■ **EXERCISE DETAILS**: Return each line of the listing in which the word "overall" appears.
◆ ◆ ◆
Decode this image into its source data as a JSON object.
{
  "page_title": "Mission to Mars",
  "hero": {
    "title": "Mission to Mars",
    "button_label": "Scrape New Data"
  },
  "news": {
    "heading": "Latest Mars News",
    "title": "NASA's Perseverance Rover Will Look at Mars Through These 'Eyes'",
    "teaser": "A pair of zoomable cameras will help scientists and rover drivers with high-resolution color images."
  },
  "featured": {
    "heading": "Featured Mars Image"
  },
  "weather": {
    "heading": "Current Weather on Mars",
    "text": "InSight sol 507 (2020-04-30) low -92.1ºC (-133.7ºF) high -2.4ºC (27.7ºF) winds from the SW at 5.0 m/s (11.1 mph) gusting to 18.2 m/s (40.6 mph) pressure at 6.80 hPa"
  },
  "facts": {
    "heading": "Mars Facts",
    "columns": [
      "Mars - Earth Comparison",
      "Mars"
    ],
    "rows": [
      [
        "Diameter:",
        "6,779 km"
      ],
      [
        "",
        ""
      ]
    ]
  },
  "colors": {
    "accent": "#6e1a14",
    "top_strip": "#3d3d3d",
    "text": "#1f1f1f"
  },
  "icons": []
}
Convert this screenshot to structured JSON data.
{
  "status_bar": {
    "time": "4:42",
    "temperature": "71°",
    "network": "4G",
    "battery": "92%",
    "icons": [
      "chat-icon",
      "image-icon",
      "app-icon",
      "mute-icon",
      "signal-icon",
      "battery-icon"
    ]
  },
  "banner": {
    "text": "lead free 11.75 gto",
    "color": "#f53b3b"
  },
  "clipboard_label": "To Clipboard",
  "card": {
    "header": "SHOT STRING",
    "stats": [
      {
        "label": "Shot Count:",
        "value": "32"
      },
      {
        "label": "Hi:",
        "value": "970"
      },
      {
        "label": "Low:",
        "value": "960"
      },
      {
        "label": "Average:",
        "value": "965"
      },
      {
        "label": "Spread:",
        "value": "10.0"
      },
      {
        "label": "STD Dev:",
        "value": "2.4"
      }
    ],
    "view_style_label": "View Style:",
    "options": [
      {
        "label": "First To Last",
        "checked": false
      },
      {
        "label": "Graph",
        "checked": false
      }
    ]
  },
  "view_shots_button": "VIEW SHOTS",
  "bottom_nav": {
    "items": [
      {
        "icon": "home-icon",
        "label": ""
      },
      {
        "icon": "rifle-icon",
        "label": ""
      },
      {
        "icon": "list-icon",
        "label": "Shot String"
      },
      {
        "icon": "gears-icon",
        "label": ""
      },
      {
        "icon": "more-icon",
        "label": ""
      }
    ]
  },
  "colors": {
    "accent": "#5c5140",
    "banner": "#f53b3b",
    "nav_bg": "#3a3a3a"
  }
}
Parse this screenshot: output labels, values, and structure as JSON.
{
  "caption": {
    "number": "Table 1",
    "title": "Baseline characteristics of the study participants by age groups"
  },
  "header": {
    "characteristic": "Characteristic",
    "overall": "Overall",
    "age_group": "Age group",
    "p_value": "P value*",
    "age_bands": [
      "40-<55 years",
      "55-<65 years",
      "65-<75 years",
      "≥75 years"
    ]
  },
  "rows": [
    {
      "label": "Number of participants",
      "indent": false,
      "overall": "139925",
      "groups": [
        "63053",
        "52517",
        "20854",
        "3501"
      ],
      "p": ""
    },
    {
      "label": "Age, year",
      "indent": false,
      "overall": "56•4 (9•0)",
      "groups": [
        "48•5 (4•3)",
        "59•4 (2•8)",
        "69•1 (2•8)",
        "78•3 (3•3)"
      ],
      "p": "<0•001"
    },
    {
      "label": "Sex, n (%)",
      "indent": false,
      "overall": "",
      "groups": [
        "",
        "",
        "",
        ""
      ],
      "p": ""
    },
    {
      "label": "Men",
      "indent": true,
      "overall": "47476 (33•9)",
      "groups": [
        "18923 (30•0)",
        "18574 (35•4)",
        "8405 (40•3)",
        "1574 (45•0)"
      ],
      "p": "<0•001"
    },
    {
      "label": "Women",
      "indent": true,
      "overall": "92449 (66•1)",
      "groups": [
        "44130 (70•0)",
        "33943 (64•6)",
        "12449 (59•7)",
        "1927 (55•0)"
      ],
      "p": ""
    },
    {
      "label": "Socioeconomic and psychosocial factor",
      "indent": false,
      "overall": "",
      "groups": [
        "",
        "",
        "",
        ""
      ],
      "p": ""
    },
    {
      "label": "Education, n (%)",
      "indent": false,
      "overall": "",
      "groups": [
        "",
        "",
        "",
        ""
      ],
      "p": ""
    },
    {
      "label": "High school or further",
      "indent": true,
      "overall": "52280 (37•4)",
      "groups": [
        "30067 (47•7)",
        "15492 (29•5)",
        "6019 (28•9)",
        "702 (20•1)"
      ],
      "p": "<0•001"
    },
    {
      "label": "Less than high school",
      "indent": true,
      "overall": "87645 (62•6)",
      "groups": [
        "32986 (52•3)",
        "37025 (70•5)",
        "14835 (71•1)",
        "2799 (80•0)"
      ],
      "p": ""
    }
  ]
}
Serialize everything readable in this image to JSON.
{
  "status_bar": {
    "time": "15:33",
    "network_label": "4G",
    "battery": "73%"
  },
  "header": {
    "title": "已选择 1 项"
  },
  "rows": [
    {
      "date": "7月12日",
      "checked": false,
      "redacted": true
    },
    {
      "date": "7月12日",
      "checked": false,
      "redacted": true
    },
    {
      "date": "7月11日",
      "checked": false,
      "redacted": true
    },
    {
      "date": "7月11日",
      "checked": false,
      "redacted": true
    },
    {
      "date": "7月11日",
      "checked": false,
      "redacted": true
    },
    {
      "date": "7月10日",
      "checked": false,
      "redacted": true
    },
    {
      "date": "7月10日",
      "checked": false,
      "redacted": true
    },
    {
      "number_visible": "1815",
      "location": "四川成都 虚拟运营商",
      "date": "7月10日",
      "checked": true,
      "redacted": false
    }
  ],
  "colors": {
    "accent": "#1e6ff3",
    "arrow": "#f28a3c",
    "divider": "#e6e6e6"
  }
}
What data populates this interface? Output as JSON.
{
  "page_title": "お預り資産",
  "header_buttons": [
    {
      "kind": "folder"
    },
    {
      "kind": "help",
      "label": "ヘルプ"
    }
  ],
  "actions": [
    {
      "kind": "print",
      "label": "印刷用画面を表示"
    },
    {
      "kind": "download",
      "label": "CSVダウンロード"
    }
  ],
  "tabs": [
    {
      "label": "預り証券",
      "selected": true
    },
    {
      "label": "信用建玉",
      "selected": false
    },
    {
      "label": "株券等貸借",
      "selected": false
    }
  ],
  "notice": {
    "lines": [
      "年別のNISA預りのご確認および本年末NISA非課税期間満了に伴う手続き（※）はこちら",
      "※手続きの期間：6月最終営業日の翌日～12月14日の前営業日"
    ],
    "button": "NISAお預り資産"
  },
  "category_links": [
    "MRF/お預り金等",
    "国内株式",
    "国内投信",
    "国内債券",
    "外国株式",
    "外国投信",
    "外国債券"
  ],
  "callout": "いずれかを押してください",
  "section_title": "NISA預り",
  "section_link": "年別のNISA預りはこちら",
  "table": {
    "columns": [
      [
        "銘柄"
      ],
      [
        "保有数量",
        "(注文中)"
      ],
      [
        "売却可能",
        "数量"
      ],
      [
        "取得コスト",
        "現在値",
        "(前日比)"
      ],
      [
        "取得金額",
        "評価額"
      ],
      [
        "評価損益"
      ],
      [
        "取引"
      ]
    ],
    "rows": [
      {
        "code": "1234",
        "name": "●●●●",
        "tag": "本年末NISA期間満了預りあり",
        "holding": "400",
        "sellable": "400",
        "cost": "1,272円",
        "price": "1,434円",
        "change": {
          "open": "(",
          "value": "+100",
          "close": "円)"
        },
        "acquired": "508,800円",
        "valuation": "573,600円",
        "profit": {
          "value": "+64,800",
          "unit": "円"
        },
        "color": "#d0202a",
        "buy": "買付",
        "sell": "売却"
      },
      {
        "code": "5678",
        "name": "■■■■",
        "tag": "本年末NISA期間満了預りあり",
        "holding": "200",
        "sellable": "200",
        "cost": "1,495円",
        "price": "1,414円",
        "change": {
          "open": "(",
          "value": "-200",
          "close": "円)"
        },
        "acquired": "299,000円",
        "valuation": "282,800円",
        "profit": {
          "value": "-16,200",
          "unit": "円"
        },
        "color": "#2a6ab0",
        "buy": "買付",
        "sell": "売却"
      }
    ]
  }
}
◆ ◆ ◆
■ **RESULT OF THIS EXERCISE**:
    "overall": "Overall",
      "overall": "139925",
      "overall": "56•4 (9•0)",
      "overall": "",
      "overall": "47476 (33•9)",
      "overall": "92449 (66•1)",
      "overall": "",
      "overall": "",
      "overall": "52280 (37•4)",
      "overall": "87645 (62•6)",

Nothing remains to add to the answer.